EXERCISE INSTRUCTIONS: Which of the lines below mention the word "selection"? Pull each one out.

DATA EXTRACTS:
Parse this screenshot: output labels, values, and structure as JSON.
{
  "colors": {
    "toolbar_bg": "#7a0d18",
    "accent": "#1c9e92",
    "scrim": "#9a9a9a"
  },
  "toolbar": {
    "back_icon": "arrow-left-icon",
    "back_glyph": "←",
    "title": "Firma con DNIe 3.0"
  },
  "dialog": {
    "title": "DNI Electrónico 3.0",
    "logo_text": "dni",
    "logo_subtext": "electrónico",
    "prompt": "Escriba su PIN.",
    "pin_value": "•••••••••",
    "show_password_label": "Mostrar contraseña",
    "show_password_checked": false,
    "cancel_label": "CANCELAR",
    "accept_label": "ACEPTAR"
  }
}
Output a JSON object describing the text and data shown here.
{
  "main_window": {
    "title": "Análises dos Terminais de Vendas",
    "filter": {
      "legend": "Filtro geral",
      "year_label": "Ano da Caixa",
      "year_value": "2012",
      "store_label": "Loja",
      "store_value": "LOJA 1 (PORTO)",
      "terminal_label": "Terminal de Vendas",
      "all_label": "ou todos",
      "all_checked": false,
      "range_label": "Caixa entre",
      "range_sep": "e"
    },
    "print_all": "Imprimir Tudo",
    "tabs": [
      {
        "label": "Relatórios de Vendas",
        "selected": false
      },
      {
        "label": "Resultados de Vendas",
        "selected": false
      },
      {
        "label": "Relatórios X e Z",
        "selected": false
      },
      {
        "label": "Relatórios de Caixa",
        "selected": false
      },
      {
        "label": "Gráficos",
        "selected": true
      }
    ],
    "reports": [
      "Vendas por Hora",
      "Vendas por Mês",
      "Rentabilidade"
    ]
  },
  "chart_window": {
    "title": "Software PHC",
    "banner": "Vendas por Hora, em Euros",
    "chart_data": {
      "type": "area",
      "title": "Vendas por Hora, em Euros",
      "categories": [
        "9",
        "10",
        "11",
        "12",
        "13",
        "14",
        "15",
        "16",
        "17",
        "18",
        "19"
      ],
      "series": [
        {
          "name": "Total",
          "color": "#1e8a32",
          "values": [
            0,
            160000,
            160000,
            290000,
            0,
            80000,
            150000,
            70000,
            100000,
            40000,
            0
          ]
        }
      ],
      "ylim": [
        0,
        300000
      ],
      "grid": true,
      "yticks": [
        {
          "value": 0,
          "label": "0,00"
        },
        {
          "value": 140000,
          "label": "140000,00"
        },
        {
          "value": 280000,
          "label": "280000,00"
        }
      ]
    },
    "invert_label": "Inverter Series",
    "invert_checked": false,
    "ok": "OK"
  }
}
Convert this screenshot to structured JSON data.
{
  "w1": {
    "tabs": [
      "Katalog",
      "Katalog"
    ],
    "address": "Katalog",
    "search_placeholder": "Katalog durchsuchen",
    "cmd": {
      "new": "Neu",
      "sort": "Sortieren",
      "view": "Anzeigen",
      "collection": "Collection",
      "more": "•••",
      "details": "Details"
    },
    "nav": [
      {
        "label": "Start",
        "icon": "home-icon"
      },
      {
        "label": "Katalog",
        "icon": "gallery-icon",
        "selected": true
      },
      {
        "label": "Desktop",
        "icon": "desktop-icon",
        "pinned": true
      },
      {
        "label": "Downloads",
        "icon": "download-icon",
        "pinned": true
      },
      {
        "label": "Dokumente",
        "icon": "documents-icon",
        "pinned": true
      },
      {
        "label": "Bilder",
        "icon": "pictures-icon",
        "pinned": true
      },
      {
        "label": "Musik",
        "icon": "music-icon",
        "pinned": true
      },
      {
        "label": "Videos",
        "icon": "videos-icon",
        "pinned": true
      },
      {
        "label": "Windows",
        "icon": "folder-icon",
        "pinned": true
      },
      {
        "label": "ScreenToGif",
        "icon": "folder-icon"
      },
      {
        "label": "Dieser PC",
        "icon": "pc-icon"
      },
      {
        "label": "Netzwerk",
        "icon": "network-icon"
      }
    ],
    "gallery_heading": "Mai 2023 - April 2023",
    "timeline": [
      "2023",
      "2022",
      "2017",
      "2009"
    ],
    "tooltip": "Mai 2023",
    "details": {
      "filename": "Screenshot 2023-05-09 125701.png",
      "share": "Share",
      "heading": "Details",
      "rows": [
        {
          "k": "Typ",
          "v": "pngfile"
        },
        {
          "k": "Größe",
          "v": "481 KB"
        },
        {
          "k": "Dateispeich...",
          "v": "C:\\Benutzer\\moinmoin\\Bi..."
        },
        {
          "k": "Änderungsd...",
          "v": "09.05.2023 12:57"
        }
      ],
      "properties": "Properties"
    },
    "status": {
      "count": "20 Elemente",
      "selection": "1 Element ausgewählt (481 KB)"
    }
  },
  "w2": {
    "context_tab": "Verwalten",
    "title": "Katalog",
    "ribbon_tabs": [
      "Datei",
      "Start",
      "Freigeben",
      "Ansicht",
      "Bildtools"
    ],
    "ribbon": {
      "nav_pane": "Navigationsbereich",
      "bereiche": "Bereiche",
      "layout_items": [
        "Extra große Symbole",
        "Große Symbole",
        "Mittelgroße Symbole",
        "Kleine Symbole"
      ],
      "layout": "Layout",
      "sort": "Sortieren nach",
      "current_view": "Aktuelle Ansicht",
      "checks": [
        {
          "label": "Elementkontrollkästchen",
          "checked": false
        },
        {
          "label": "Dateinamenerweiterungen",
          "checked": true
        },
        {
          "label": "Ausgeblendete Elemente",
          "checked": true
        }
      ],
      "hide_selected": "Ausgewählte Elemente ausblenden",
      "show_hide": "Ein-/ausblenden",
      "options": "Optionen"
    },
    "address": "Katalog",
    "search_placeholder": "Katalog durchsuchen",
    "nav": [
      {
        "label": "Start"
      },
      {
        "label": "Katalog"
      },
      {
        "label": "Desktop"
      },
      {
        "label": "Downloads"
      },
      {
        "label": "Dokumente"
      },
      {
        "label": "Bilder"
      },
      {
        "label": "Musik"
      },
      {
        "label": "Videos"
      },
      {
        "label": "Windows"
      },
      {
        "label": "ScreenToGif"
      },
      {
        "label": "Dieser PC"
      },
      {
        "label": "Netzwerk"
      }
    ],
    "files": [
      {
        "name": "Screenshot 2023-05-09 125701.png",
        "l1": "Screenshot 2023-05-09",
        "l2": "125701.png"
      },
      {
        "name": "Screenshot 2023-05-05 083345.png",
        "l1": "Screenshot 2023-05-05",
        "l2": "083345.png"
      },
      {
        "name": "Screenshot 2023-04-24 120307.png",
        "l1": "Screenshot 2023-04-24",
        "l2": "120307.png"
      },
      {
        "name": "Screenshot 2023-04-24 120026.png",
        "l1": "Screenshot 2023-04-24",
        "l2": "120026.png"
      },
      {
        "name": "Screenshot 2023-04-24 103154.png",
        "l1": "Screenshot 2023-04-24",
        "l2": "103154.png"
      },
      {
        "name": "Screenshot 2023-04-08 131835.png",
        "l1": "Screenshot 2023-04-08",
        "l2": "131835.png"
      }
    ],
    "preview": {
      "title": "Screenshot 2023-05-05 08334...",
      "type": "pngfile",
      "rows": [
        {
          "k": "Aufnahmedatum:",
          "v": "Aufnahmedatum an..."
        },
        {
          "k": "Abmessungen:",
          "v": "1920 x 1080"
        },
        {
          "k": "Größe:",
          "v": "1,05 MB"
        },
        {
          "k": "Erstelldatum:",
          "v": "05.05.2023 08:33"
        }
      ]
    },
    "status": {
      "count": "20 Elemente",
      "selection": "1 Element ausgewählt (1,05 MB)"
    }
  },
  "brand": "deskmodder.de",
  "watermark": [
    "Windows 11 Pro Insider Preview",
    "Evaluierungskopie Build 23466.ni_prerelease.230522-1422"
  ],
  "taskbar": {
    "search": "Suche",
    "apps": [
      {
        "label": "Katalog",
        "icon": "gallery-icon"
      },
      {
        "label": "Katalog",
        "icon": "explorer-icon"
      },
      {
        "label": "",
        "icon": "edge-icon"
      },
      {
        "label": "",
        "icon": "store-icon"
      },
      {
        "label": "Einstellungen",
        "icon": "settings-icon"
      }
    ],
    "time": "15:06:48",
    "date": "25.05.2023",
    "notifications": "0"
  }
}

TASK OUTPUT:
      "selection": "1 Element ausgewählt (481 KB)"
      "selection": "1 Element ausgewählt (1,05 MB)"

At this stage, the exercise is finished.